Research has shown that high quality teachers are one of the leading causes of an increase in student achievement, and closing of achievement gaps than any other single factor. It's for these reasons that US Department of Education has backed the requirements for these teacher evaluations.
Let's talk about what we learned today. We looked at the question, what are the connections between the Elementary and Secondary Educational Act, ESEA, and No Child Left Behind, NCLSB, and teacher evaluation? In today's video lesson, we discussed several important acts, ESEA and No Child Left Behind. We explored the background and history of the two, as well as ESEA Flexibility. We looked at the significance of these two acts, and implications on teacher evaluations.
Now that you're more familiar with these concepts, let's reflect. How has, or how will the No Child Left Behind Act affect you and your teaching career? What are the benefits and challenges that teachers and schools face as they implement the requirements that we discussed?
Thanks for joining me today in discussing the lesson, Background and Historical Perspective of Teacher Evaluation. I hope you found value in this video lesson, and are able to apply these ideas and resources to your own teaching. To dive a little deeper, and learn how to apply this information, be sure to check out the additional resources section associated with this video. This is where you'll find links targeted toward helping you discover more ways to apply this course material.

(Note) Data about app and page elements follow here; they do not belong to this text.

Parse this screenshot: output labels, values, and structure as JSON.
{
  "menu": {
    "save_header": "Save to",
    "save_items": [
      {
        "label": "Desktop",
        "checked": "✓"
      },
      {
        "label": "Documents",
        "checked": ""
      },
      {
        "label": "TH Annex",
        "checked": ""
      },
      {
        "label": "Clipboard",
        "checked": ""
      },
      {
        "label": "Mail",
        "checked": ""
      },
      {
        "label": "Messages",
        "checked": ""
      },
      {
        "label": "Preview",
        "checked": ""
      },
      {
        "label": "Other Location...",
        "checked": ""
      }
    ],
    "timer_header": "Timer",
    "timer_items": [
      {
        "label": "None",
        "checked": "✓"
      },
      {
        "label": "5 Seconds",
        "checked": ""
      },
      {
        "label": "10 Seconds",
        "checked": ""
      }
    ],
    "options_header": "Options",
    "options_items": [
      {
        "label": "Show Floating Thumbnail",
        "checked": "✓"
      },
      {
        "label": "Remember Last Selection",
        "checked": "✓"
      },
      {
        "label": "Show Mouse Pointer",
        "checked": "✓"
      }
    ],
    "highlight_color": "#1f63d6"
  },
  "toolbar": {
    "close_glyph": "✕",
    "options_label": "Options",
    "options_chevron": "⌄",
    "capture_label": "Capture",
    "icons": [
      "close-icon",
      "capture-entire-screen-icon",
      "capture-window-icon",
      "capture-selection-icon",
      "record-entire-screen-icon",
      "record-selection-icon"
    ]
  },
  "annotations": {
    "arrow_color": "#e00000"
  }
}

(00:00- 00:24) Introduction/Objectives
(00:25- 01:06) Elementary and Secondary Education Act (ESEA)
(01:07- 01:52) No Child Left Behind (NCLB)
(01:53- 03:14) ESEA Flexibility
(03:15- 03:43) Future of ESEA
(03:44- 04:33) High Quality Teachers
(04:34- 05:21) Reporting Requirements
(05:22- 06:21) Significance of ESEA and NCLB
(06:22- 06:54) Recap
(06:55- 07:39) Reflection
Developing Effective Teacher Evaluation Systems: A Conversation with Charlotte Danielson
This is a USDOE interview with Charlotte Danielson on the importance and significance of teacher evaluation.
Opportunity Is Not Optional: Secretary Duncan’s Vision for America’s Landmark Education Law
This article and video from the official USDOE blog show Secretary Duncan introducing ESEA Flexibility and Vision 2015.